Could you print every entry below exactly as given?

================================

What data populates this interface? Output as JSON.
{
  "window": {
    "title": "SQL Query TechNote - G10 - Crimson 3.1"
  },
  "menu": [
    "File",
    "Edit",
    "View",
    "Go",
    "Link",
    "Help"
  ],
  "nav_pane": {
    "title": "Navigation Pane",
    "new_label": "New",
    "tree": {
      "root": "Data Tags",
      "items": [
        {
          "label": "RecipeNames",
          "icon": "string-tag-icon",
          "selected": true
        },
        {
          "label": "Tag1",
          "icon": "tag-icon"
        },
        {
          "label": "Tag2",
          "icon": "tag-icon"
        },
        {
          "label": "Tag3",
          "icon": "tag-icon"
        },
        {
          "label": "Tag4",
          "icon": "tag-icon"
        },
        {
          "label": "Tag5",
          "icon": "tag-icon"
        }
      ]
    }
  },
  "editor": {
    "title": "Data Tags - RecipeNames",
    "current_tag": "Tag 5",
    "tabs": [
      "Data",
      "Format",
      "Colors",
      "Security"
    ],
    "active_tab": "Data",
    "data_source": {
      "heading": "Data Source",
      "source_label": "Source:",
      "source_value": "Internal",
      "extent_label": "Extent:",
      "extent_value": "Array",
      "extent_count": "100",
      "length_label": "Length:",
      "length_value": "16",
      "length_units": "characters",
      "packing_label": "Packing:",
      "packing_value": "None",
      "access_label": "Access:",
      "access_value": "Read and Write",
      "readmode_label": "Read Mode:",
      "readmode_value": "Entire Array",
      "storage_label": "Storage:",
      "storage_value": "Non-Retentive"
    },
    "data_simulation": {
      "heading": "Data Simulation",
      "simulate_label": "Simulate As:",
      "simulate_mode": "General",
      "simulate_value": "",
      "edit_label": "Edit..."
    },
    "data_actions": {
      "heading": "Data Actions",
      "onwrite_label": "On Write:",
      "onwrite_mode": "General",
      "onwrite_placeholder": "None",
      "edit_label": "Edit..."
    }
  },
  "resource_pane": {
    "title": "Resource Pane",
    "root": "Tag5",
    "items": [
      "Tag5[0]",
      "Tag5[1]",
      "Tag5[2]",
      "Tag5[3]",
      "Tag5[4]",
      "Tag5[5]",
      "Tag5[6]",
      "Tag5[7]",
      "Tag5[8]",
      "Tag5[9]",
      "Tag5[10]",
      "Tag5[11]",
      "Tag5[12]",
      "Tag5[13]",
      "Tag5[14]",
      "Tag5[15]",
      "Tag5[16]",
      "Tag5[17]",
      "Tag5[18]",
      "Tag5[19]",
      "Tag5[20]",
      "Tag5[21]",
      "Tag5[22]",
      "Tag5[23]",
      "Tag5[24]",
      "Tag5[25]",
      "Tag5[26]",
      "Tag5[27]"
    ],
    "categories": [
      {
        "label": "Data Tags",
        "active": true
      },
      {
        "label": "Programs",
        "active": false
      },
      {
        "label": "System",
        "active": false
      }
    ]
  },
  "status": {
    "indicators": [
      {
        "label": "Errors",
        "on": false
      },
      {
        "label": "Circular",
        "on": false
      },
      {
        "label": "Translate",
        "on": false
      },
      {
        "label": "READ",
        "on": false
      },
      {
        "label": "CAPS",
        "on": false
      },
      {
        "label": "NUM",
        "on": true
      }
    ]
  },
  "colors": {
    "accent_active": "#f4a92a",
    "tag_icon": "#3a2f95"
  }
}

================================

▶ **Response area**:
What data populates this interface? Output as JSON.
{
  "window": {
    "title": "SQL Query TechNote - G10 - Crimson 3.1"
  },
  "menu": [
    "File",
    "Edit",
    "View",
    "Go",
    "Link",
    "Help"
  ],
  "nav_pane": {
    "title": "Navigation Pane",
    "new_label": "New",
    "tree": {
      "root": "Data Tags",
      "items": [
        {
          "label": "RecipeNames",
          "icon": "string-tag-icon",
          "selected": true
        },
        {
          "label": "Tag1",
          "icon": "tag-icon"
        },
        {
          "label": "Tag2",
          "icon": "tag-icon"
        },
        {
          "label": "Tag3",
          "icon": "tag-icon"
        },
        {
          "label": "Tag4",
          "icon": "tag-icon"
        },
        {
          "label": "Tag5",
          "icon": "tag-icon"
        }
      ]
    }
  },
  "editor": {
    "title": "Data Tags - RecipeNames",
    "current_tag": "Tag 5",
    "tabs": [
      "Data",
      "Format",
      "Colors",
      "Security"
    ],
    "active_tab": "Data",
    "data_source": {
      "heading": "Data Source",
      "source_label": "Source:",
      "source_value": "Internal",
      "extent_label": "Extent:",
      "extent_value": "Array",
      "extent_count": "100",
      "length_label": "Length:",
      "length_value": "16",
      "length_units": "characters",
      "packing_label": "Packing:",
      "packing_value": "None",
      "access_label": "Access:",
      "access_value": "Read and Write",
      "readmode_label": "Read Mode:",
      "readmode_value": "Entire Array",
      "storage_label": "Storage:",
      "storage_value": "Non-Retentive"
    },
    "data_simulation": {
      "heading": "Data Simulation",
      "simulate_label": "Simulate As:",
      "simulate_mode": "General",
      "simulate_value": "",
      "edit_label": "Edit..."
    },
    "data_actions": {
      "heading": "Data Actions",
      "onwrite_label": "On Write:",
      "onwrite_mode": "General",
      "onwrite_placeholder": "None",
      "edit_label": "Edit..."
    }
  },
  "resource_pane": {
    "title": "Resource Pane",
    "root": "Tag5",
    "items": [
      "Tag5[0]",
      "Tag5[1]",
      "Tag5[2]",
      "Tag5[3]",
      "Tag5[4]",
      "Tag5[5]",
      "Tag5[6]",
      "Tag5[7]",
      "Tag5[8]",
      "Tag5[9]",
      "Tag5[10]",
      "Tag5[11]",
      "Tag5[12]",
      "Tag5[13]",
      "Tag5[14]",
      "Tag5[15]",
      "Tag5[16]",
      "Tag5[17]",
      "Tag5[18]",
      "Tag5[19]",
      "Tag5[20]",
      "Tag5[21]",
      "Tag5[22]",
      "Tag5[23]",
      "Tag5[24]",
      "Tag5[25]",
      "Tag5[26]",
      "Tag5[27]"
    ],
    "categories": [
      {
        "label": "Data Tags",
        "active": true
      },
      {
        "label": "Programs",
        "active": false
      },
      {
        "label": "System",
        "active": false
      }
    ]
  },
  "status": {
    "indicators": [
      {
        "label": "Errors",
        "on": false
      },
      {
        "label": "Circular",
        "on": false
      },
      {
        "label": "Translate",
        "on": false
      },
      {
        "label": "READ",
        "on": false
      },
      {
        "label": "CAPS",
        "on": false
      },
      {
        "label": "NUM",
        "on": true
      }
    ]
  },
  "colors": {
    "accent_active": "#f4a92a",
    "tag_icon": "#3a2f95"
  }
}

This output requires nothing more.